Your team is your family. It may not always be functional. There can be drama. Imagine my ultimate frisbee team of 15 girls driving to North Carolina together, splitting 2 hotel rooms for a tournament to save money! Not one of my best decisions, because yes, girls smell after playing ultimate frisbee and yes, there was drama. Things may not always go smoothly, but I hope each of us can build a network of people we can rely on to help us plan for the next step, solve the next problem, and celebrate the next victory.
We all need mentors to help us navigate our path in this profession. We need to learn and share the playbook to determine the best strategies and best practices. There will be setbacks, but these can bring us closer together, renew our purpose, help us see the big picture, and take the steps necessary to get where we want to be.
Step 4: Expand the team.
Finally, we need to work on expanding our team to include players whose goals and values align with our own. If our primary purpose is to improve patient care by providing safe and effective medication use, then wouldn’t it make sense to invite our physician and nurse colleagues to the table? It would also make sense for the legislature to know what a health system pharmacist is capable of and have a solid voice from the profession of pharmacy providing input to legislation that could impact our profession. I think we can do a better job telling our story of what a health system pharmacist does. We do not want our legislators to be the ones who pick up the frisbee without our input and throw it in a direction we do not want to go.
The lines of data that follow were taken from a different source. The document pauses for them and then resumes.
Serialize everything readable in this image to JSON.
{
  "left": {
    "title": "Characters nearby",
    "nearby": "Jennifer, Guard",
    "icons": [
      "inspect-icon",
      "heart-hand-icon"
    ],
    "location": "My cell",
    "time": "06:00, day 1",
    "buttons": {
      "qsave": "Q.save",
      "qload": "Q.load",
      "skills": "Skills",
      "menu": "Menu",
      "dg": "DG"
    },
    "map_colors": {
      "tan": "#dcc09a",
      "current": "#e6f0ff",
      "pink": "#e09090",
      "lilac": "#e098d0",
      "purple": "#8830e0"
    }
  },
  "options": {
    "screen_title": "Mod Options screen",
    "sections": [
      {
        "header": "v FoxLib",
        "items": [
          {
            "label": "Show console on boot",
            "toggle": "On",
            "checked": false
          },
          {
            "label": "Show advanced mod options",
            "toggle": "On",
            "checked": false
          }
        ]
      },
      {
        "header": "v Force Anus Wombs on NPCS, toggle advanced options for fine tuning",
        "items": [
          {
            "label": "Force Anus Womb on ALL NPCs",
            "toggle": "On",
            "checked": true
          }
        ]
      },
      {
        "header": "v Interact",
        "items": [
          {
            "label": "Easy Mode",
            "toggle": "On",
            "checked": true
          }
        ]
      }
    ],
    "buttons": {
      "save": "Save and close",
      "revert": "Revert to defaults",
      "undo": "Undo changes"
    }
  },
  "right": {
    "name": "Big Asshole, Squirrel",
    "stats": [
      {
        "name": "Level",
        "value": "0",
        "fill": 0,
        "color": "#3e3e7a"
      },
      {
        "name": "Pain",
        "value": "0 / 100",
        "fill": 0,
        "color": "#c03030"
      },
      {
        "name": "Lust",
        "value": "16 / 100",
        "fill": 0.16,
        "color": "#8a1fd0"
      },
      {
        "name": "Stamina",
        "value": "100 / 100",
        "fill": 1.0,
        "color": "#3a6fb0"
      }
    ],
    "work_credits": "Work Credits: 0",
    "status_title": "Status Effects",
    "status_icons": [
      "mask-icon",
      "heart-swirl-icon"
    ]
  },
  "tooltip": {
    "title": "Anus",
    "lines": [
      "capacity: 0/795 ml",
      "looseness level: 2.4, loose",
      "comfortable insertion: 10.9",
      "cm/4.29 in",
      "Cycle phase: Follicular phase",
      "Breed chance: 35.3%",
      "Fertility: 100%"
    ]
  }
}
Now, let me set the stage for my biggest match ever during regionals U of I vs. Northwestern to qualify for Nationals (top 16 teams in country). We were ranked number 2, Northwestern was ranked number 1. My determination to be the best player I could be had never been stronger. People get superstitious when it is the big game- It was a hot day and I can still remember that I was wearing a long sleeve t-shirt under my jersey. I couldn’t take off that shirt because I thought it would break the spell. I wanted that win SOOO badly and I never dove for more passes or ran harder than I did on that day- all so that I could celebrate with my team. In one of the closest matches ever, U of I won. My nickname became “magnet hands” because I caught everything. We went to Nationals and the euphoria from that win continues to carry me to be the best teammate that I can be. It’s not just playing the game, it is also the spirit of the game. Finding ways to enjoy what you do while you're doing it. Playing fairly, being bold, serving a purpose.
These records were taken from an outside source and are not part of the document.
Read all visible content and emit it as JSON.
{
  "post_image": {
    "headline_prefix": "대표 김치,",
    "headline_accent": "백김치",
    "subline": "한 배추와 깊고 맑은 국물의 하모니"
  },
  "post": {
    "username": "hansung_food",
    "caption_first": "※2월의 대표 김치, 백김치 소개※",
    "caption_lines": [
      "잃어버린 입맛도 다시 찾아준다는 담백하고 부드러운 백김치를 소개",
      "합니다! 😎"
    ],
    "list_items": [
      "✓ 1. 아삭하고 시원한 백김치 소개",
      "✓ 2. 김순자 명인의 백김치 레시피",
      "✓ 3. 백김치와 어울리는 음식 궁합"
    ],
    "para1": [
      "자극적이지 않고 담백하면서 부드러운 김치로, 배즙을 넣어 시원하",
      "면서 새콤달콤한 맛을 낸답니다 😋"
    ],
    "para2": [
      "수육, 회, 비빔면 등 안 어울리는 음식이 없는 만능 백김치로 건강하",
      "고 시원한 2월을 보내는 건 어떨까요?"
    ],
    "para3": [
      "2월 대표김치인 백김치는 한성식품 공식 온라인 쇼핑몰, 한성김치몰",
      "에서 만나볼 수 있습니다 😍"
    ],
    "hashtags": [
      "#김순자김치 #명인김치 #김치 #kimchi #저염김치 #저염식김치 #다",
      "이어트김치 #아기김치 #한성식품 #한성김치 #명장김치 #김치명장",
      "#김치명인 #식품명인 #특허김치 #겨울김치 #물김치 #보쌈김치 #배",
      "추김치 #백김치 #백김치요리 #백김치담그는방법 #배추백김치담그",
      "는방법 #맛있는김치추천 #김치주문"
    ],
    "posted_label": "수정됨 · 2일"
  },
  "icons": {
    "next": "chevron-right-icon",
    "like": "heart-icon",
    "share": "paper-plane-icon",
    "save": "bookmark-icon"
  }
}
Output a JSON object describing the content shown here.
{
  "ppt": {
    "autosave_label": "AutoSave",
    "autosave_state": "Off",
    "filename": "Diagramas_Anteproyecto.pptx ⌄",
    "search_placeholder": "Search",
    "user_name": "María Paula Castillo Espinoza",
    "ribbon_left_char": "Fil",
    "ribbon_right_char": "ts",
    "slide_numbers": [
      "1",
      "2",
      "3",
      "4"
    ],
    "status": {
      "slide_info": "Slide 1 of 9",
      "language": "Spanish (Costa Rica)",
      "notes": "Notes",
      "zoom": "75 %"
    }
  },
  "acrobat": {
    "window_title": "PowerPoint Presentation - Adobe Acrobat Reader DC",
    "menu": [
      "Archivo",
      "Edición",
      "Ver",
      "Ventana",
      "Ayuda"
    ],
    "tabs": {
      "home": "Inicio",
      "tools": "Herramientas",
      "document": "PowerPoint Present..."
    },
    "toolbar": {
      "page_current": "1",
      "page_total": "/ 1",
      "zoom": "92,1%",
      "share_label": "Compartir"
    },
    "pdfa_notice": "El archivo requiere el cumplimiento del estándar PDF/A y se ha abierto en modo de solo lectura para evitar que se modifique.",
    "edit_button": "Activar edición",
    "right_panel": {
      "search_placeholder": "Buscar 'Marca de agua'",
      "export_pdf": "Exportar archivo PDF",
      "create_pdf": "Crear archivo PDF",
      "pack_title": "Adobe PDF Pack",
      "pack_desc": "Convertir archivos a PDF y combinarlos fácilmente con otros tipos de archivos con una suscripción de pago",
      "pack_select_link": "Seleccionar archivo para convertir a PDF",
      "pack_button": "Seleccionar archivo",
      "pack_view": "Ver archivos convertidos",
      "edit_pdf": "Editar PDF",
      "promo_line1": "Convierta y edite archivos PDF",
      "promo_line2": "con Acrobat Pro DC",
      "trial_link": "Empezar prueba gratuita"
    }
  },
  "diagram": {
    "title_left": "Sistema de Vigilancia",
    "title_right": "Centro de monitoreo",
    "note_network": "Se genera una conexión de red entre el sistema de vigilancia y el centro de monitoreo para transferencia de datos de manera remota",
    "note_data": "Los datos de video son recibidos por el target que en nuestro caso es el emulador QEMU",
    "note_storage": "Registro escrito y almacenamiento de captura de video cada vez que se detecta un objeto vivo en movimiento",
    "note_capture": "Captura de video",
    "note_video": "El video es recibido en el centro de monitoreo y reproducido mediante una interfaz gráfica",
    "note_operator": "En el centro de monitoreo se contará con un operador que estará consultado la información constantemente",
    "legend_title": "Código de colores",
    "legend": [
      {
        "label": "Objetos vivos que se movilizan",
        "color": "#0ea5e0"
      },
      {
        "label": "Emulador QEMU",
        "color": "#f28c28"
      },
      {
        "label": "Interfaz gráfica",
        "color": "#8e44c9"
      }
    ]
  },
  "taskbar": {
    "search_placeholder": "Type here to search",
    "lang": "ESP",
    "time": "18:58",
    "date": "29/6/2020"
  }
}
So the theme for my presidential year is “Our Team”. Each individual is a key component to the team. We need to make sure our values align with our behavior and are serving a purpose. Let’s develop our team into a network of people who help nurture every member to grow as a person. Our team includes you, and I want to personally invite you to be an active part of our team. ICHP offers some great ways to be a part of something special and shape this profession to make it the way we want to practice.
What do I want from you?
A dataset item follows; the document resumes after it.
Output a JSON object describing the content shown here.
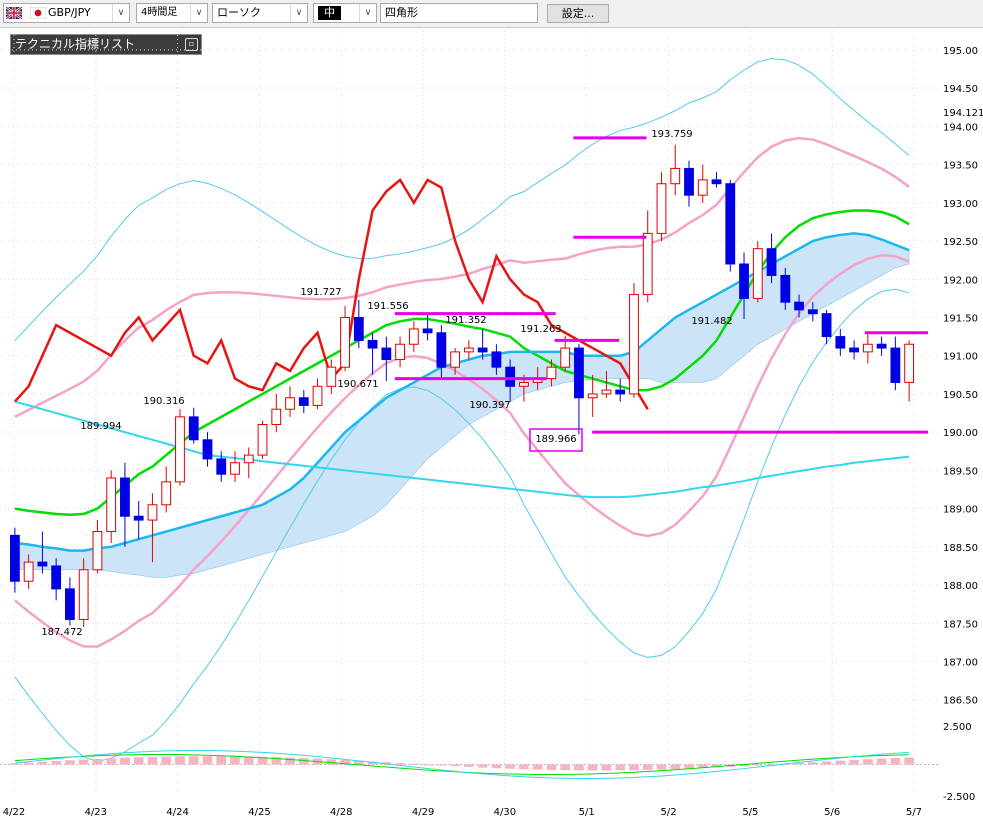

I want you to get involved with our team by joining a committee, volunteering, becoming a Champion, submitting a poster to present at the Spring meeting, or attending ICHP events.
What can ICHP do for you?
ICHP can keep you up-to-date on knowledge you need to know at your practice site, the latest legislation that impacts you, and how to help us represent pharmacy. ICHP also offers opportunities to network with others like you and help you connect to the profession.
Keep the end goal in mind- caring for your patients, enjoying what you are doing each day, changing pharmacy for the better, building for the future. I just need you to show up- remember our name, our phone number, and remember the answer to the most important question- what team do you cheer for? OUR ICHP TEAM! ■